Architect Jessica Hutchison-Rough used large glass panes with butt-glazed corners to achieve unobstructed views.
Architect Jessica Hutchison-Rough used large glass panes with butt-glazed corners to achieve unobstructed views.

Architect Jessica Hutchison-Rough of Urban Design Associates, Ltd. went over every possible detail with the homeowners, from which side of the bed they slept on to how many refrigerators they wanted, before beginning the design. “In this home, one of their important things was to walk through the front door and see the view,” she says.

“The windows are really what make the function of the floor plan work, because it is an indoor-outdoor home.” Jessica Hutchison-Rough, architect, Urban Design Associates, Ltd.

Fixed windows, instead of the traditional mirror, allow for spectacular views in the master bath.
Fixed windows, instead of the traditional mirror, allow for spectacular views in the master bath.

A multi-slide door set in a window wall easily glides open to merge the living space with the expansive backyard that boasts a bubbling fountain spilling into a geometric pool next to a bocce ball court.

“The windows are really what make the function of the floor plan work, because it is an indoor-outdoor home,” Hutchison-Rough says. “In the main living space, there is a 12-foot opening where the glass slides apart, so there’s an expansive view even when the windows are on top of each other.”

The architecture team maximized a panoramic view of saguaro-studded desert peaks by building the living room up on a pad, literally elevating the vistas.

“One of the great things about Western Window Systems is that they were able to provide huge panes with minimal support.” Jessica Hutchison-Rough, architect, Urban Design Associates, Ltd.

Floor-to-ceiling glass provides panoramic views of the Desert Mountain landscape.
Floor-to-ceiling glass provides panoramic views of the Desert Mountain landscape.

For uninterrupted indoor-outdoor living, the architects used massive glass panes with narrow sightlines and employed a 90-degree configuration of multi-slide doors.

“One of the great things about Western Window Systems is that they were able to provide huge panes with minimal support,” Hutchison-Rough says. “Western Window Systems does a great job of not having those panes distort the view.
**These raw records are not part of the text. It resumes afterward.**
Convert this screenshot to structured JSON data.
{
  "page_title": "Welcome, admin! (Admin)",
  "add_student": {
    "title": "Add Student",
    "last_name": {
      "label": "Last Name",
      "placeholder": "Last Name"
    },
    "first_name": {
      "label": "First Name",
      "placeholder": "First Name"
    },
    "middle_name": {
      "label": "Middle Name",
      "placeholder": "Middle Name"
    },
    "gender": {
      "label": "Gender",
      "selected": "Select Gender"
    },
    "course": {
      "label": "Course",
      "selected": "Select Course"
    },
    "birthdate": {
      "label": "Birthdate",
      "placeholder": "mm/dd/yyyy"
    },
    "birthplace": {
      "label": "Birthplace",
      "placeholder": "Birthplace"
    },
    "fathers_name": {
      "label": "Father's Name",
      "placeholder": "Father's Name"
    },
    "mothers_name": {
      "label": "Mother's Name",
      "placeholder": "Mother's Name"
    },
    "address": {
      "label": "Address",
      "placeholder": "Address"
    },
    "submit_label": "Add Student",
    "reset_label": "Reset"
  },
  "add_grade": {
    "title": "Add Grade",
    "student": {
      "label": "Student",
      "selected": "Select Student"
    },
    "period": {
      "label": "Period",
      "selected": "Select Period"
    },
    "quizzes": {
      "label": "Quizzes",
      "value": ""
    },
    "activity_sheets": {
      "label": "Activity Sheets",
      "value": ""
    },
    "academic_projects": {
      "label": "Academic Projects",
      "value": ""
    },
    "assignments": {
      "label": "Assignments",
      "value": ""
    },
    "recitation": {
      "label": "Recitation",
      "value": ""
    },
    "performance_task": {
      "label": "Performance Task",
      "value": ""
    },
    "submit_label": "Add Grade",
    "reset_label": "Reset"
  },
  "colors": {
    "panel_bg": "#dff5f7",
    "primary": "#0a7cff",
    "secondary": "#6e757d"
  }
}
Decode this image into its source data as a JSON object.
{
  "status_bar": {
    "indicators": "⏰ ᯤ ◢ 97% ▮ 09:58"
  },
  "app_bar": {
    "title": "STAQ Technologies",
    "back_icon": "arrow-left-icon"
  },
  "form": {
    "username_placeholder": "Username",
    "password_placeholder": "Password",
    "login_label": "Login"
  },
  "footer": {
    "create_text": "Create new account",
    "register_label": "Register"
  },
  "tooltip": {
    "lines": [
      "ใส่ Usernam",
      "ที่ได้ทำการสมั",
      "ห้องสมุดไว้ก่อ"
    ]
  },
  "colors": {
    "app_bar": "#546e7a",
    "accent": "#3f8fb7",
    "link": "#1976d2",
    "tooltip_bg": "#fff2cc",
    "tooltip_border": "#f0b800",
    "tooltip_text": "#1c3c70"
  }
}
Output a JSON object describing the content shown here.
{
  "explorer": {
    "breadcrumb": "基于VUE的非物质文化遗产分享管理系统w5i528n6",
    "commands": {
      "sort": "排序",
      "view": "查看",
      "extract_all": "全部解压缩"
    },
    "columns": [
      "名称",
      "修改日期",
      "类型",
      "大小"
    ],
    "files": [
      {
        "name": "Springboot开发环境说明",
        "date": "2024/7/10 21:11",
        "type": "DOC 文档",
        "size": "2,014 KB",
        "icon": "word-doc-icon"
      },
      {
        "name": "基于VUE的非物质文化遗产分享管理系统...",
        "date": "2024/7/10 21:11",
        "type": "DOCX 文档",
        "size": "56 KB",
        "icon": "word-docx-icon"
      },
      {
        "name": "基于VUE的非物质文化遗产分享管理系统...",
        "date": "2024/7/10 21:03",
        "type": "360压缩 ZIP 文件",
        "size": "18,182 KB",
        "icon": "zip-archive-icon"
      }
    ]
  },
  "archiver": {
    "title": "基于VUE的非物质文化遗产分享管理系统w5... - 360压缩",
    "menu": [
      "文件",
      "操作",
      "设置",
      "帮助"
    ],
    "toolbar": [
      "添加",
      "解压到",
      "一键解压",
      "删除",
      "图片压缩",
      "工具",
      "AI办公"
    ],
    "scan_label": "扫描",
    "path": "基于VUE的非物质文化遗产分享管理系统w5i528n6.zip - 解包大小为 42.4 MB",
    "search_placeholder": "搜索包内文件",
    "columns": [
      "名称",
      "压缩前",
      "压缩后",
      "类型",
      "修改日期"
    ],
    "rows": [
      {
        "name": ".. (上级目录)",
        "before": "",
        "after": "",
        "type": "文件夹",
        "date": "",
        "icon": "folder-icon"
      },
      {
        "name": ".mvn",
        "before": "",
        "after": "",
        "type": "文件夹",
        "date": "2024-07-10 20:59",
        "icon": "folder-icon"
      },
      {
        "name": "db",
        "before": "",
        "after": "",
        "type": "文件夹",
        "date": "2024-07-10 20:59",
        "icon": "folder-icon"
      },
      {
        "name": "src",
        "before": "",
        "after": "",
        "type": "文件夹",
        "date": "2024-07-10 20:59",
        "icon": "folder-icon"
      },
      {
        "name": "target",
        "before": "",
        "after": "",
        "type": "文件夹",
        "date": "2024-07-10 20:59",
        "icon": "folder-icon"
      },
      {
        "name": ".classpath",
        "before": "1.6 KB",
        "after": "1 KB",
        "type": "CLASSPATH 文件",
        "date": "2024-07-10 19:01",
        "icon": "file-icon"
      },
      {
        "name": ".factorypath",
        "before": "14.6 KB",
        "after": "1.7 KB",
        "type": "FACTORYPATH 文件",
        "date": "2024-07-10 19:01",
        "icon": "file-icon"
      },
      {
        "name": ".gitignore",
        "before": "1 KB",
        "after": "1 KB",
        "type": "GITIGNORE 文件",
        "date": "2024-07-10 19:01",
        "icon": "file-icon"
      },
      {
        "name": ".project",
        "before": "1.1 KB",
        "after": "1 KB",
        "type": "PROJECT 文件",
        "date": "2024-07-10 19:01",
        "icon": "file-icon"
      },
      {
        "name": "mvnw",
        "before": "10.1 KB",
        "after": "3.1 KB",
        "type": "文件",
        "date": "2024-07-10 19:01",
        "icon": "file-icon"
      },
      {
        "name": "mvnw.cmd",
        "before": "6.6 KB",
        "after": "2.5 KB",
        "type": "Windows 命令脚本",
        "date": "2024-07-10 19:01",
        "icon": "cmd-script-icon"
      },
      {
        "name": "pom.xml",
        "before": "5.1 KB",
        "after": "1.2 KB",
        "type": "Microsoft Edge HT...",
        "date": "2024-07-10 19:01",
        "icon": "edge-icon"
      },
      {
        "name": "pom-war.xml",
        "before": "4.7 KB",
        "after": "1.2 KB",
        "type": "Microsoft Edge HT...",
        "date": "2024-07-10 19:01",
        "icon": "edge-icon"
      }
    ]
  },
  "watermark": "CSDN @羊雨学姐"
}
That also allowed us to do butt-glazing corners, so the windows come straight together and you’re able to see through with no obstruction at the corners.”

Big kitchen windows swing open to an outdoor grilling area. “We used a mixture of fixed and operable windows to be able to have the clear sightlines out towards the view,” Hutchison-Rough says.

“Being in Arizona, you can pretty much open your windows for nine months a year.” Jessica Hutchison-Rough, architect, Urban Design Associates, Ltd.

12-foot wide sliding glass doors in a window wall open onto a spacious backyard featuring a geometric pool and bocce ball court.
12-foot wide sliding glass doors in a window wall open onto a spacious backyard featuring a geometric pool and bocce ball court.

“Being in Arizona, you can pretty much open your windows for nine months a year, so it’s really great to be able to have the clear pane of glass with no screens and also have the airflow the owners want,” Hutchison-Rough says. “All the door and window systems worked very well together in the end.”

Dealer: Roadrunner Glass

#E09E19